Report shows proposed pipeline aims to boost tar sands profits through export of crude oil, not to create refinery jobs in Atlantic Canada
A new report shows that nearly all of the 1.1 million barrels a day of crude oil the proposed Energy East pipeline would carry would be exported unrefined. The report, TransCanada’s Energy East Pipeline: For Export, Not Domestic Gain, shows eastern Canadian refineries would process only a small amount of crude from Energy East, given that they already rely substantially on two other North American sources, with a third source imminent.
“Canadians are being misled about this risky project. The evidence is clear that Energy East is primarily an export pipeline. Canadians would have all the risks of the pipeline, but little rewards,” said Adam Scott of Environmental Defence. “Energy East threatens thousands of Canadians with the risk of a tar sands oil spill and only benefits the companies that want to export Canadian crude oil.”
The report shows refineries located along the Energy East pipeline route can process up to 672,000 barrels of crude a day (combined). Much of that capacity is already being filled by Atlantic crude and U.S. crude, with Line 9 soon to become a third major supply source.
“Energy East is industry’s desperate attempt to get landlocked Alberta tar sands to international markets for higher profits, not to help Canadians,” said Andrea Harden of the Council of Canadians. “You could say the only oil we are going to get in Canada is that which will leak out, a major concern given the pipeline route crosses numerous significant sources of drinking water.”
TransCanada has proposed export terminals for the port of Gros Cacouna, Quebec and in Saint John, New Brunswick. Another has been suggested by a third party. Of these three export points, only Saint John is located near a refinery, underscoring the purpose of Energy East is to export oil, not refine it.
“Maritimers are not being told the truth. Energy East will not create jobs or prosperity in our region. It will only put jobs at risk as it threatens the Bay of Fundy and turns us into an export terminus rather than a hub of local investment and economic growth,” said Catherine Abreu of the Ecology Action Centre.
Because the largest piece of new pipeline would pass through Quebec, Quebecers would have to bear a lot of risk with little in return.
“With the Quebec provincial election underway, we are asking all parties to support the need for an Environmental Impact Assessment as well as participatory hearings on Energy East in Quebec,” said Steven Guilbeault d’Equiterre.
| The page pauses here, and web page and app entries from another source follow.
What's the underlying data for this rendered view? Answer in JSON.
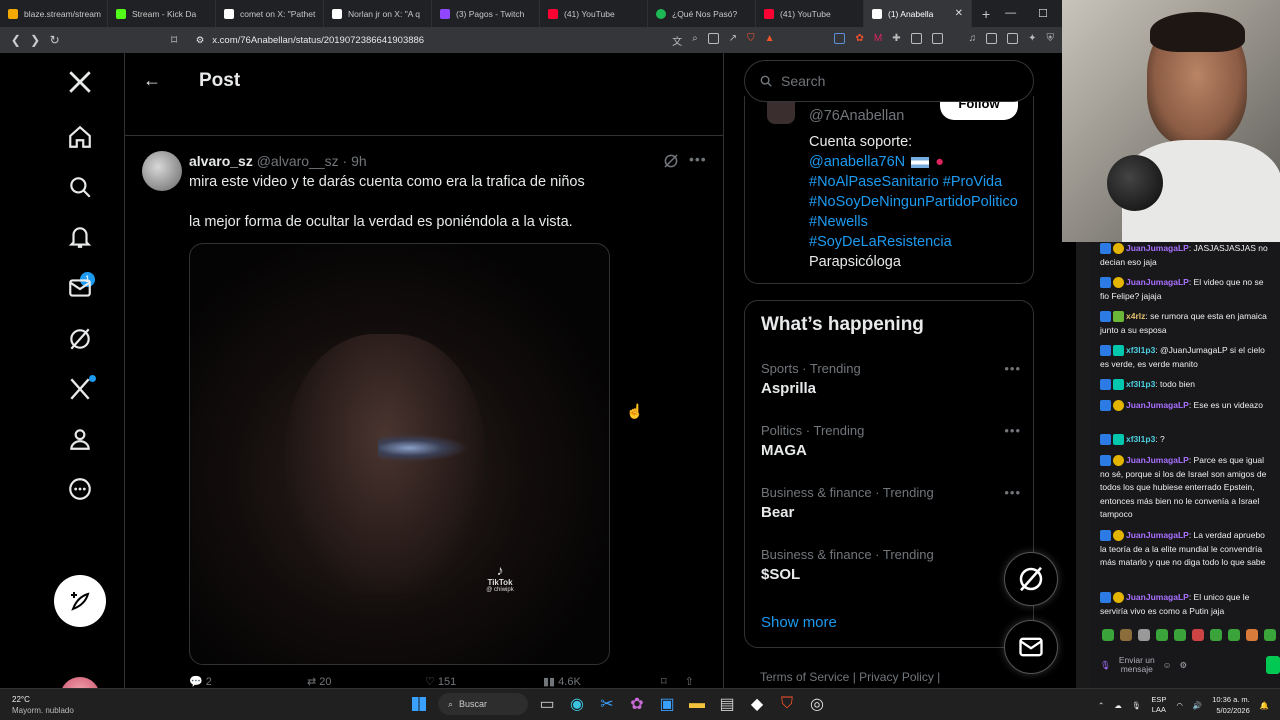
{
  "browser": {
    "tabs": [
      {
        "label": "blaze.stream/stream",
        "color": "#f2a900"
      },
      {
        "label": "Stream - Kick Da",
        "color": "#53fc18"
      },
      {
        "label": "comet on X: \"Pathet",
        "color": "#ffffff"
      },
      {
        "label": "Norlan jr on X: \"A q",
        "color": "#ffffff"
      },
      {
        "label": "(3) Pagos - Twitch",
        "color": "#9146ff"
      },
      {
        "label": "(41) YouTube",
        "color": "#ff0033"
      },
      {
        "label": "¿Qué Nos Pasó?",
        "color": "#1db954"
      },
      {
        "label": "(41) YouTube",
        "color": "#ff0033"
      },
      {
        "label": "(1) Anabella",
        "color": "#ffffff"
      }
    ],
    "new_tab": "+",
    "url": "x.com/76Anabellan/status/2019072386641903886"
  },
  "nav": {
    "items": [
      "home",
      "explore",
      "notifications",
      "messages",
      "grok",
      "premium",
      "profile",
      "more"
    ],
    "notification_count": "1"
  },
  "post": {
    "header_title": "Post",
    "reply": {
      "name": "alvaro_sz",
      "handle": "@alvaro__sz",
      "time": "· 9h",
      "text1": "mira este video y te darás cuenta como era la trafica  de niños",
      "text2": "la mejor forma de ocultar la verdad es poniéndola a la vista.",
      "tiktok_label": "TikTok",
      "tiktok_user": "@ chiwipk",
      "actions": {
        "replies": "2",
        "reposts": "20",
        "likes": "151",
        "views": "4.6K"
      }
    }
  },
  "sidebar": {
    "search_placeholder": "Search",
    "profile": {
      "handle": "@76Anabellan",
      "follow_label": "Follow",
      "bio_line1": "Cuenta soporte:",
      "bio_mention": "@anabella76N",
      "bio_tags1": "#NoAlPaseSanitario #ProVida",
      "bio_tags2": "#NoSoyDeNingunPartidoPolitico #Newells",
      "bio_tags3": "#SoyDeLaResistencia",
      "bio_last": "Parapsicóloga"
    },
    "trends_title": "What’s happening",
    "trends": [
      {
        "category": "Sports · Trending",
        "name": "Asprilla"
      },
      {
        "category": "Politics · Trending",
        "name": "MAGA"
      },
      {
        "category": "Business & finance · Trending",
        "name": "Bear"
      },
      {
        "category": "Business & finance · Trending",
        "name": "$SOL"
      }
    ],
    "show_more": "Show more",
    "footer": "Terms of Service  |  Privacy Policy  |"
  },
  "chat": {
    "messages": [
      {
        "user": "JuanJumagaLP",
        "text": ": JASJASJASJAS no decian eso jaja"
      },
      {
        "user": "JuanJumagaLP",
        "text": ": El video que no se fio Felipe? jajaja"
      },
      {
        "user": "x4rlz",
        "text": ": se rumora que esta en jamaica junto a su esposa"
      },
      {
        "user": "xf3l1p3",
        "text": ": @JuanJumagaLP si el cielo es verde, es verde manito"
      },
      {
        "user": "xf3l1p3",
        "text": ": todo bien"
      },
      {
        "user": "JuanJumagaLP",
        "text": ": Ese es un videazo"
      },
      {
        "user": "xf3l1p3",
        "text": ": ?"
      },
      {
        "user": "JuanJumagaLP",
        "text": ": Parce es que igual no sé, porque si los de Israel son amigos de todos los que hubiese enterrado Epstein, entonces más bien no le convenía a Israel tampoco"
      },
      {
        "user": "JuanJumagaLP",
        "text": ": La verdad apruebo la teoría de a la elite mundial le convendría más matarlo y que no diga todo lo que sabe"
      },
      {
        "user": "JuanJumagaLP",
        "text": ": El unico que le serviría vivo es como a Putin jaja"
      }
    ],
    "input_placeholder": "Enviar un mensaje"
  },
  "taskbar": {
    "weather_temp": "22°C",
    "weather_desc": "Mayorm. nublado",
    "search_label": "Buscar",
    "lang1": "ESP",
    "lang2": "LAA",
    "time": "10:36 a. m.",
    "date": "5/02/2026"
  }
}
This report uses information from TransCanada, along with sources from industry, government reports and legal documents. The groups releasing the report are: Environmental Defence, Equiterre, Council of Canadians and Ecology Action Centre.